The deficit will be 120.9 billion pounds ($183 billion) in the fiscal year that ends this month, 1 billion pounds higher than the OBR previously forecast. Even so, recent squeezes to departmental budgets mean Osborne will achieve his target of having a smaller deficit than last year by 100 million pounds -- a rounding error in the 720 billion pounds of government spending.
Osborne said he would stick to the same fiscal course while providing the Bank of England with greater scope to stimulate demand. He announced a new mandate for the central bank, though he kept its 2 percent inflation target. The pound whipsawed during the chancellor’s speech.
“It is taking longer than anyone hoped, but we must hold to the right track,” Osborne told lawmakers. “I will be straight with the country: another bout of economic storms in the euro zone would hit Britain’s economic fortunes hard again.”
Labour leader Ed Miliband attacked Osborne for imposing more sacrifice on the country.
“This is the chancellor’s fourth budget, but one thing unites them all,” Miliband said. “Every budget he brings to this house has been worse, not better, for the country. All he offers is more of the same. Higher borrowing and lower growth.”
Against this backdrop of weak growth and high public debt, Osborne outlined changes to tax and spending policies within the confines of a fiscally neutral budget.
He squeezed departmental budgets by 2.4 billion pounds over the next two fiscal years to help pay for 3 billion pounds of support for the housing sector.
Tax-avoidance measures aimed at companies and offshore financial centers will raise 4.9 billion pounds in the next five fiscal years, to fund a freeze in fuel duty and a 1-penny cut on the tax paid on every pint of beer.
Similarly, a further squeeze on departmental budgets after 2015 will help fund almost 8 billion pounds of tax cuts for companies.
“He’s made the little he had go as far as it possibly could in political terms,” Rick Nye, a pollster with Populus Ltd., said in an interview.
The squeeze on departmental budgets will win Osborne support from rank-and-file members of his party who’ve been calling for lower spending, while at the same time causing concerns to ministers who have to implement the cuts.
Osborne said there will be reductions of 11.5 billion pounds in the fiscal year that starts a month before the May 2015 election, with health, schools and overseas aid excluded.
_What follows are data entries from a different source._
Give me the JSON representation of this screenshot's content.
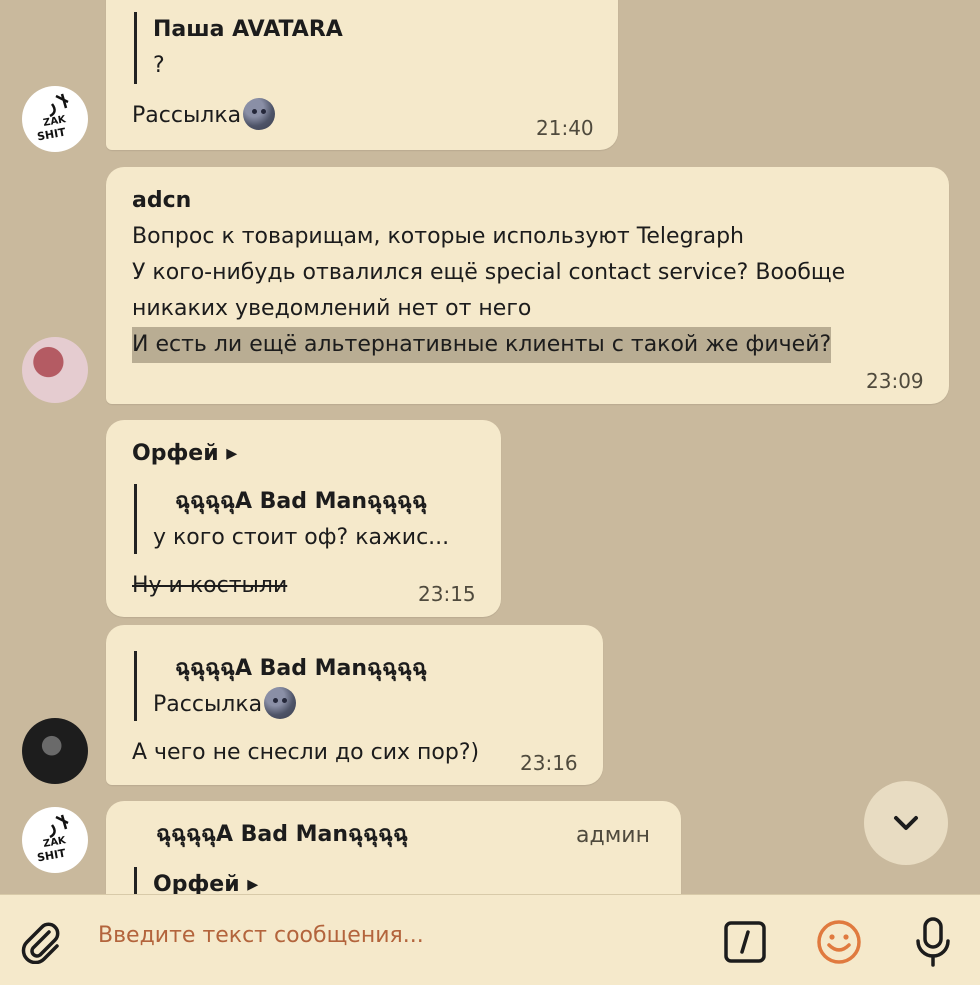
{
  "messages": [
    {
      "quote": {
        "name": "Паша AVATARA",
        "text": "?"
      },
      "text": "Рассылка",
      "emoji": "new-moon-face-emoji",
      "time": "21:40"
    },
    {
      "sender": "adcn",
      "lines": [
        "Вопрос к товарищам, которые используют Telegraph",
        "У кого-нибудь отвалился ещё special contact service? Вообще",
        "никаких уведомлений нет от него",
        "И есть ли ещё альтернативные клиенты с такой же фичей?"
      ],
      "time": "23:09"
    },
    {
      "sender": "Орфей ▸",
      "quote": {
        "name": "ฉุฉุฉุฉุA Bad Manฉุฉุฉุฉุ",
        "text": "у кого стоит оф?  кажис..."
      },
      "text": "Ну и костыли",
      "time": "23:15"
    },
    {
      "quote": {
        "name": "ฉุฉุฉุฉุA Bad Manฉุฉุฉุฉุ",
        "text": "Рассылка"
      },
      "text": "А чего не снесли до сих пор?)",
      "time": "23:16"
    },
    {
      "sender": "ฉุฉุฉุฉุA Bad Manฉุฉุฉุฉุ",
      "badge": "админ",
      "quote": {
        "name": "Орфей ▸"
      }
    }
  ],
  "composer": {
    "placeholder": "Введите текст сообщения..."
  },
  "colors": {
    "background": "#c9b99d",
    "bubble": "#f5e9cb",
    "placeholder": "#b3643c",
    "emoji_accent": "#e07a3f"
  },
  "icons": [
    "attach-icon",
    "commands-icon",
    "emoji-icon",
    "microphone-icon",
    "scroll-down-icon"
  ]
}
Ministries will have to find further savings of 3.3 billion pounds in each of the following two years, he said.
Osborne’s “aspiration budget,” designed to show voters that he is trying to support working families, also included child-care funding of 1.9 billion pounds over three years that starts a month before voters go to the polls.
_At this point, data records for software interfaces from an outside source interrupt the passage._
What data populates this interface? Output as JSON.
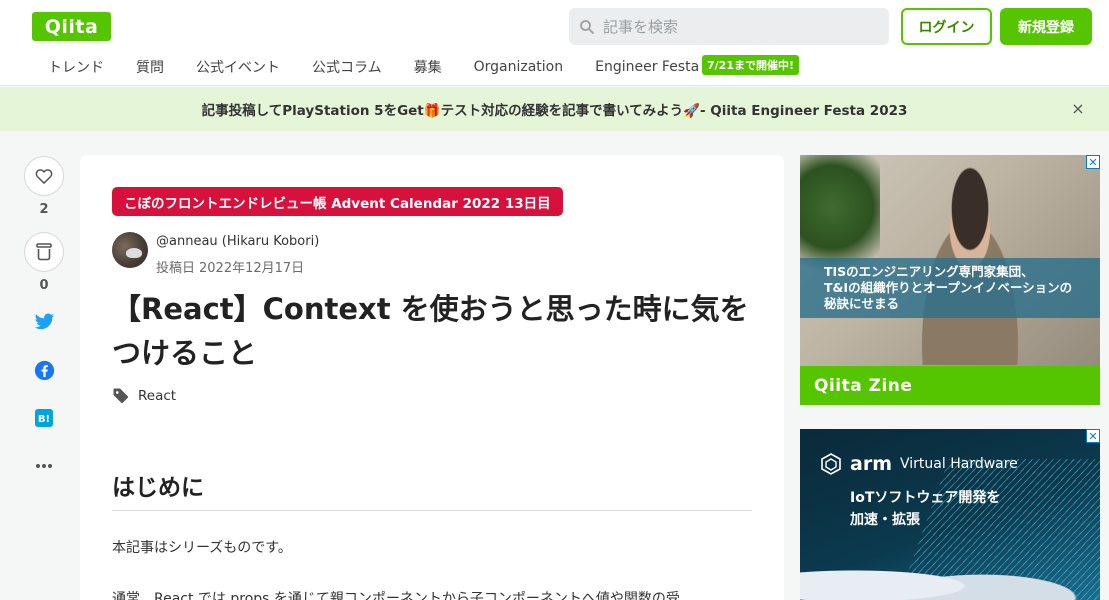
{
  "header": {
    "logo": "Qiita",
    "search_placeholder": "記事を検索",
    "login_label": "ログイン",
    "signup_label": "新規登録"
  },
  "nav": {
    "items": [
      "トレンド",
      "質問",
      "公式イベント",
      "公式コラム",
      "募集",
      "Organization",
      "Engineer Festa"
    ],
    "badge": "7/21まで開催中!"
  },
  "banner": {
    "text": "記事投稿してPlayStation 5をGet🎁テスト対応の経験を記事で書いてみよう🚀- Qiita Engineer Festa 2023",
    "close": "×"
  },
  "side": {
    "like_count": "2",
    "stock_count": "0",
    "icons": [
      "heart-icon",
      "stock-icon",
      "twitter-icon",
      "facebook-icon",
      "hatena-bookmark-icon",
      "more-icon"
    ]
  },
  "article": {
    "calendar": "こぼのフロントエンドレビュー帳 Advent Calendar 2022 13日目",
    "author": "@anneau (Hikaru Kobori)",
    "posted_label": "投稿日",
    "posted_date": "2022年12月17日",
    "title": "【React】Context を使おうと思った時に気をつけること",
    "tag": "React",
    "section_heading": "はじめに",
    "paragraph1": "本記事はシリーズものです。",
    "paragraph2": "通常、React では props を通じて親コンポーネントから子コンポーネントへ値や関数の受"
  },
  "ads": {
    "ad1_caption_line1": "TISのエンジニアリング専門家集団、",
    "ad1_caption_line2": "T&Iの組織作りとオープンイノベーションの",
    "ad1_caption_line3": "秘訣にせまる",
    "ad1_brand": "Qiita Zine",
    "ad2_brand": "arm",
    "ad2_product": "Virtual Hardware",
    "ad2_line1": "IoTソフトウェア開発を",
    "ad2_line2": "加速・拡張"
  },
  "colors": {
    "brand_green": "#55c500",
    "banner_bg": "#e5f6d8",
    "calendar_red": "#d6123c",
    "twitter": "#1da1f2",
    "facebook": "#1877f2",
    "hatena": "#00a4de"
  }
}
“There are things in the budget that many Tories will like but it is not immediately obvious, aside perhaps from the housing measures, what is going to make a difference with voters between now and May 2015,” said John Curtice, a professor of politics at Strathclyde University in Glasgow, Scotland.
Still, Labour urged voters to focus on the bigger picture: the lack of economic growth and the continued fragility of the public finances.
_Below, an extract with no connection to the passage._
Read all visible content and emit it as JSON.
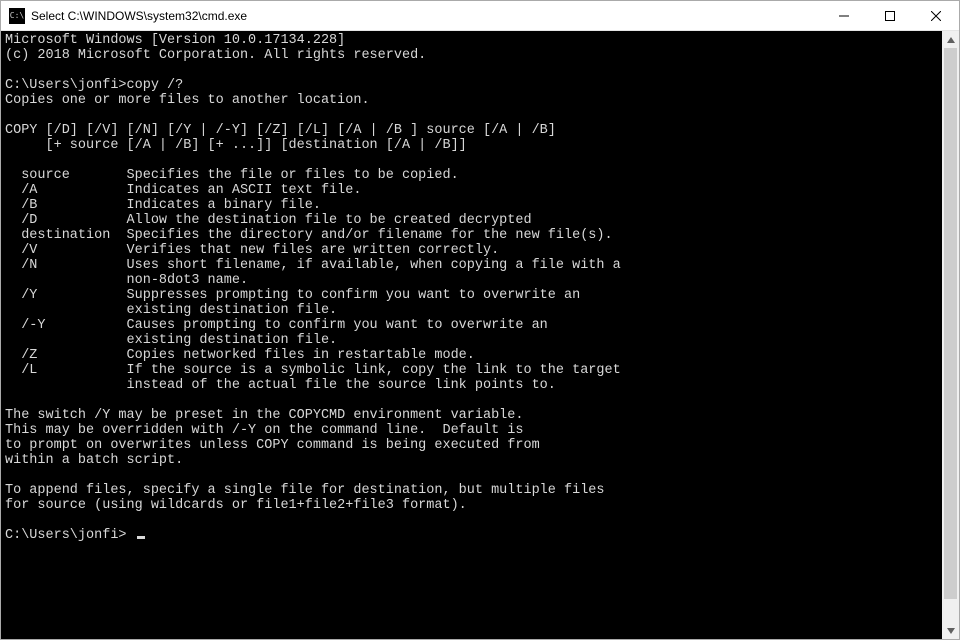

“This wasn’t a budget about the measures, it was about the updating of the strategy,” its Treasury spokesman, Ed Balls, told reporters. “It isn’t a change in the strategy, it’s more of the same. All that changes is the scale of the problem, because the plan’s not working.”
Cameron, though, still has two years until the election. At an Easter reception in his Downing Street office last night, the prime minister recounted how, when he was running for the leadership of his party in 2005, Osborne “told me to call it all off, it wasn’t going anywhere.” Easter, he went on, was the most important Christian festival.
“It’s all about, for me, the triumph of life over death,” he said. “Which in politics is always useful.”
To contact the editor responsible for this story: James Hertling at firstname.lastname@example.org